Ageing and family solidarity in Europe: patterns and driving factors of intergenerational support

Albertini Marco, World Bank Policy Research Working Paper, 2016

At the beginning of the twenty-first century, intergenerational relations remain a key aspect of the future development and sustainability of the European social model. In the present paper, patterns of intergenerational support and the main driving factors behind individuals’ transfer behavior are explored. In particular, the data form the Survey of Health, Ageing, and Retirement in Europe are utilized to shed light on the main factors behind the likelihood and intensity of social support, and financial help provided to and received from other family members by ageing and elderly Europeans.

Intergenerational transfers of time and money in European families: common patterns—different regimes?

Albertini Marco, Kohli Martin, Vogel Claudia – Journal of European Social Policy, 2007

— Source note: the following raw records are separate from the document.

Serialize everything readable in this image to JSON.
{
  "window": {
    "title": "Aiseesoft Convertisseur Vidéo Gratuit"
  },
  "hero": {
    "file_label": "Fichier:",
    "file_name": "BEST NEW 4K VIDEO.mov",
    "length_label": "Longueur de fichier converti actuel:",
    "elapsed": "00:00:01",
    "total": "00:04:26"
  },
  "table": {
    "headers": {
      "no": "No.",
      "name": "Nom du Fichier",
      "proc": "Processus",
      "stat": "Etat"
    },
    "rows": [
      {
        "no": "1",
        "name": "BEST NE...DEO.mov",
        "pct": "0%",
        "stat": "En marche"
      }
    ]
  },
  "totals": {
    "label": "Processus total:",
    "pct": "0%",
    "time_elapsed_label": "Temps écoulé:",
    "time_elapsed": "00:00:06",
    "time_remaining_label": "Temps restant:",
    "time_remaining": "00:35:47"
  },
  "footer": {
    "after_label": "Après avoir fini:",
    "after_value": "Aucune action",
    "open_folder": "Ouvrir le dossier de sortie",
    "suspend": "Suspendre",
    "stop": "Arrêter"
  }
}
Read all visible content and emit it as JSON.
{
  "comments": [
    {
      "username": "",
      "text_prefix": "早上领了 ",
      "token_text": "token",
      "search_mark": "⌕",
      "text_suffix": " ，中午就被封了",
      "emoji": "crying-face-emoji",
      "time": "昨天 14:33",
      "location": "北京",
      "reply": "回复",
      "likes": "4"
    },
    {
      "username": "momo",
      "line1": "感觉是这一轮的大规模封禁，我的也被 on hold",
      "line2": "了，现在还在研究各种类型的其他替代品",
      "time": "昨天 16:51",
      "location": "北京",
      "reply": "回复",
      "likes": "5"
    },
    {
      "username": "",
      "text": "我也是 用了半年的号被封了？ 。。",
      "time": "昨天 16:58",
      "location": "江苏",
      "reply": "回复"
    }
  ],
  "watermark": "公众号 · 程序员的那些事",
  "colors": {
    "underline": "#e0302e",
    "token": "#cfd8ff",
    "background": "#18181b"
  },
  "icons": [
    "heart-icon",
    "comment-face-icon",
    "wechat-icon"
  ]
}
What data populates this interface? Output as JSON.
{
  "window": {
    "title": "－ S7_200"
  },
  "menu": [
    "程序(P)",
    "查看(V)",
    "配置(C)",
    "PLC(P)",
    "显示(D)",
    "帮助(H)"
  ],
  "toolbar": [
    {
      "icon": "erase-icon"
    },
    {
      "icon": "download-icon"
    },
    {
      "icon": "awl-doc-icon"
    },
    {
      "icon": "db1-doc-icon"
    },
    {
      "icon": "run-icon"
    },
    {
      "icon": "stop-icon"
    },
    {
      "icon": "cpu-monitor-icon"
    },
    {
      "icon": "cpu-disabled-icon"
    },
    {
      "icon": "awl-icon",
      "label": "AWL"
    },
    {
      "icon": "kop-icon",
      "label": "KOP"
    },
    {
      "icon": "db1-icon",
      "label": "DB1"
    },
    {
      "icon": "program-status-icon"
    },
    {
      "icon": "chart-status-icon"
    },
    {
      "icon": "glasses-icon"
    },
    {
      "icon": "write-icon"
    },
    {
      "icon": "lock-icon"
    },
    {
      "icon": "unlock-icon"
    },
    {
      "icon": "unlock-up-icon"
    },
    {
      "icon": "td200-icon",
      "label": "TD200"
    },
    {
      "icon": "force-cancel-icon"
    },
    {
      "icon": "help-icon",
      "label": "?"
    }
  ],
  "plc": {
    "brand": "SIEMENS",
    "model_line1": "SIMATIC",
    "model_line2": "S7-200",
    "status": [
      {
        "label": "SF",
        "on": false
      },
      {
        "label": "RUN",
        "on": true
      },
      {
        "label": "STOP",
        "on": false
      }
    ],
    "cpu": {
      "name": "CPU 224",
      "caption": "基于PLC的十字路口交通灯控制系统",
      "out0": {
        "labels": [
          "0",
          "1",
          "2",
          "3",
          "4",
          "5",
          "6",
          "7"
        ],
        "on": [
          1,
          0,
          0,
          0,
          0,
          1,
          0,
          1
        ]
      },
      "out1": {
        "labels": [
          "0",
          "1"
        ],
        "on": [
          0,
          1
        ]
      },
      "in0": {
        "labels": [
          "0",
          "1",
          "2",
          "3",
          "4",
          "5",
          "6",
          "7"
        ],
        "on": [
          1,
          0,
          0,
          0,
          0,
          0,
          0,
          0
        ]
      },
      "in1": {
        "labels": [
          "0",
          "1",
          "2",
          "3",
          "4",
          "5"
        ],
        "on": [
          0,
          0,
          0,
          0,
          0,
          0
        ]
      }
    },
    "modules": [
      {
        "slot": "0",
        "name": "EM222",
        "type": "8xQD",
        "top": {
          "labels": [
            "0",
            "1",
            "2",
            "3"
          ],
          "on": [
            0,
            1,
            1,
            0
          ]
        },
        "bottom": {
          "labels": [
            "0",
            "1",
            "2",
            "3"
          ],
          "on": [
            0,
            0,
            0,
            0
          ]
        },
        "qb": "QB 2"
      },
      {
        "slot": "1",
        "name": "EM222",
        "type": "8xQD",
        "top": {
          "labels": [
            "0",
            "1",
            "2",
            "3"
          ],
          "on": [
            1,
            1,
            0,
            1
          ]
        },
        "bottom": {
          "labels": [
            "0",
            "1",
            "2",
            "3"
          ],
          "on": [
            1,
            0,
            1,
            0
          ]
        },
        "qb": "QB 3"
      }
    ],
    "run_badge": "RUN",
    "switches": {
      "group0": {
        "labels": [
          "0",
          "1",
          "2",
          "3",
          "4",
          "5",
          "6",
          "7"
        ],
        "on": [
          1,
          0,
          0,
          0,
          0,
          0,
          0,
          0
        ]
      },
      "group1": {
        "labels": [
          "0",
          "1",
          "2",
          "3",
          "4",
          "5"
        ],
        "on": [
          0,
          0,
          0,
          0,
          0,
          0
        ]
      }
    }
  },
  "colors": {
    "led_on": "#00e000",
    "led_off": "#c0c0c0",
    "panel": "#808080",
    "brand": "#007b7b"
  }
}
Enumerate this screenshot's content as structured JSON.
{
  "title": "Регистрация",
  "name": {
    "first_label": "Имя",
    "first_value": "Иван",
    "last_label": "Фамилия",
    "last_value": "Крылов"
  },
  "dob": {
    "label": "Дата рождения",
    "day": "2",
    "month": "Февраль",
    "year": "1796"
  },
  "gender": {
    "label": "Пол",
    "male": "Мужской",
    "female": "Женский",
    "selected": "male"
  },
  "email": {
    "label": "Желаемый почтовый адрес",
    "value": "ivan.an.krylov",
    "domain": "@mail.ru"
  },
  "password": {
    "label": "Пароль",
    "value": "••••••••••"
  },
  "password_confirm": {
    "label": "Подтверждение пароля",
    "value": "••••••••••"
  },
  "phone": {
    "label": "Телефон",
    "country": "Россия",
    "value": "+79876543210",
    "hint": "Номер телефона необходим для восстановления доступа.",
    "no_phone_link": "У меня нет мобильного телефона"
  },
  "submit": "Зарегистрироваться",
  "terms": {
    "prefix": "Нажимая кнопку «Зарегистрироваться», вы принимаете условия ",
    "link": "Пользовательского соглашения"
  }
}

Our results confirm, at the European level, the existence of a common transfer pattern. There is a net downward flow from the older to the younger generations, both by inter vivos financial transfers and by social support. Transfers from the elderly parents to their children are much more frequent and also usually much more intense than those in the opposite direction. Our results also demonstrate that country-specific transfer patterns follow the typology of welfare regimes. Transfers from parents to children are less frequent but more intense in the Southern European countries than in the Nordic ones, with the Continental European countries being somewhere in between the two.